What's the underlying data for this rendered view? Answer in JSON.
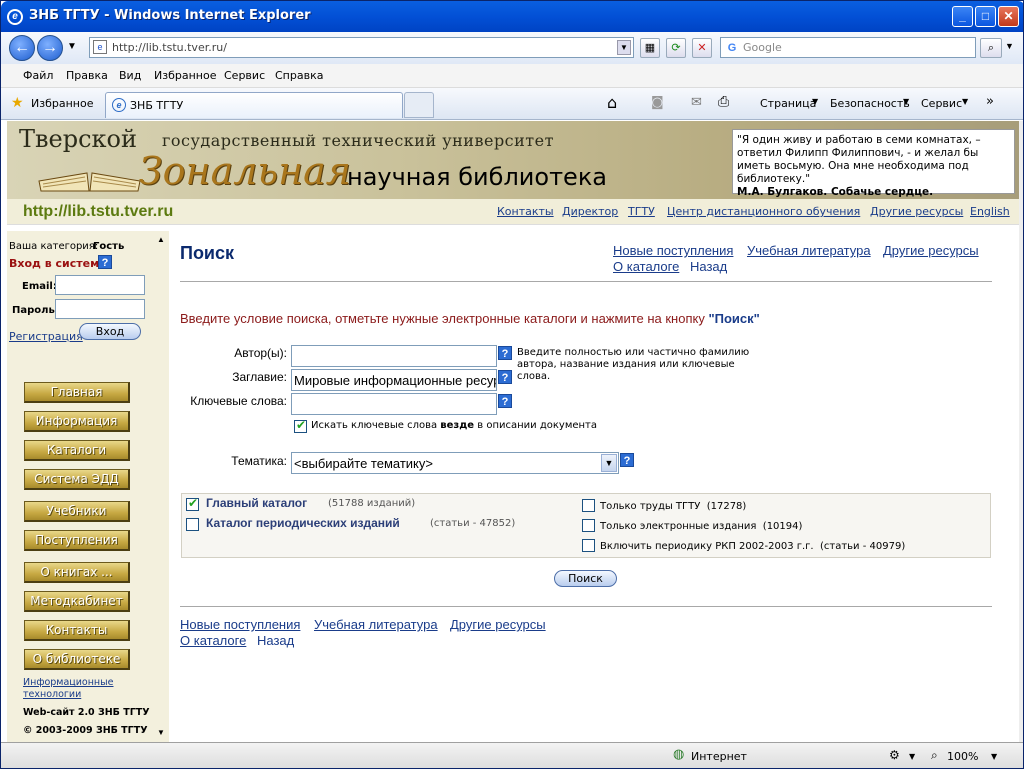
{
  "browser": {
    "title": "ЗНБ ТГТУ - Windows Internet Explorer",
    "address": "http://lib.tstu.tver.ru/",
    "search_placeholder": "Google",
    "menu": [
      "Файл",
      "Правка",
      "Вид",
      "Избранное",
      "Сервис",
      "Справка"
    ],
    "favorites_label": "Избранное",
    "tab_label": "ЗНБ ТГТУ",
    "toolbar": {
      "page": "Страница",
      "safety": "Безопасность",
      "service": "Сервис"
    }
  },
  "banner": {
    "university": "Тверской",
    "university_rest": "государственный технический университет",
    "zonal": "Зональная",
    "library": "научная библиотека",
    "quote_text": "\"Я один живу и работаю в семи комнатах, – ответил Филипп Филиппович, - и желал бы иметь восьмую. Она мне необходима под библиотеку.\"",
    "quote_author": "М.А. Булгаков. Собачье сердце."
  },
  "urlbar": {
    "url": "http://lib.tstu.tver.ru",
    "links": [
      "Контакты",
      "Директор",
      "ТГТУ",
      "Центр дистанционного обучения",
      "Другие ресурсы",
      "English"
    ]
  },
  "sidebar": {
    "category_label": "Ваша категория:",
    "category_value": "Гость",
    "login_title": "Вход в систему",
    "email_label": "Email:",
    "password_label": "Пароль:",
    "register": "Регистрация",
    "login_button": "Вход",
    "nav": [
      "Главная",
      "Информация",
      "Каталоги",
      "Система ЭДД",
      "Учебники",
      "Поступления",
      "О книгах ...",
      "Методкабинет",
      "Контакты",
      "О библиотеке"
    ],
    "footer_link": "Информационные технологии",
    "footer_site": "Web-сайт 2.0 ЗНБ ТГТУ",
    "footer_copy": "© 2003-2009 ЗНБ ТГТУ"
  },
  "main": {
    "title": "Поиск",
    "header_links": [
      "Новые поступления",
      "Учебная литература",
      "Другие ресурсы",
      "О каталоге",
      "Назад"
    ],
    "instruction": "Введите условие поиска, отметьте нужные электронные каталоги и нажмите на кнопку",
    "instruction_bold": "\"Поиск\"",
    "fields": {
      "author_label": "Автор(ы):",
      "author_value": "",
      "title_label": "Заглавие:",
      "title_value": "Мировые информационные ресурсы",
      "keywords_label": "Ключевые слова:",
      "keywords_value": ""
    },
    "hint": "Введите полностью или частично фамилию автора, название издания или ключевые слова.",
    "search_everywhere": "Искать ключевые слова",
    "search_everywhere_bold": "везде",
    "search_everywhere_tail": "в описании документа",
    "theme_label": "Тематика:",
    "theme_value": "<выбирайте тематику>",
    "catalogs": [
      {
        "name": "Главный каталог",
        "count": "(51788 изданий)",
        "checked": true
      },
      {
        "name": "Каталог периодических изданий",
        "count": "(статьи - 47852)",
        "checked": false
      }
    ],
    "filters": [
      {
        "label": "Только труды ТГТУ",
        "count": "(17278)"
      },
      {
        "label": "Только электронные издания",
        "count": "(10194)"
      },
      {
        "label": "Включить периодику РКП 2002-2003 г.г.",
        "count": "(статьи - 40979)"
      }
    ],
    "search_button": "Поиск",
    "footer_links": [
      "Новые поступления",
      "Учебная литература",
      "Другие ресурсы",
      "О каталоге",
      "Назад"
    ]
  },
  "status": {
    "zone": "Интернет",
    "zoom": "100%"
  }
}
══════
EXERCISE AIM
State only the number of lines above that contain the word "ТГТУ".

TASK ANSWER
6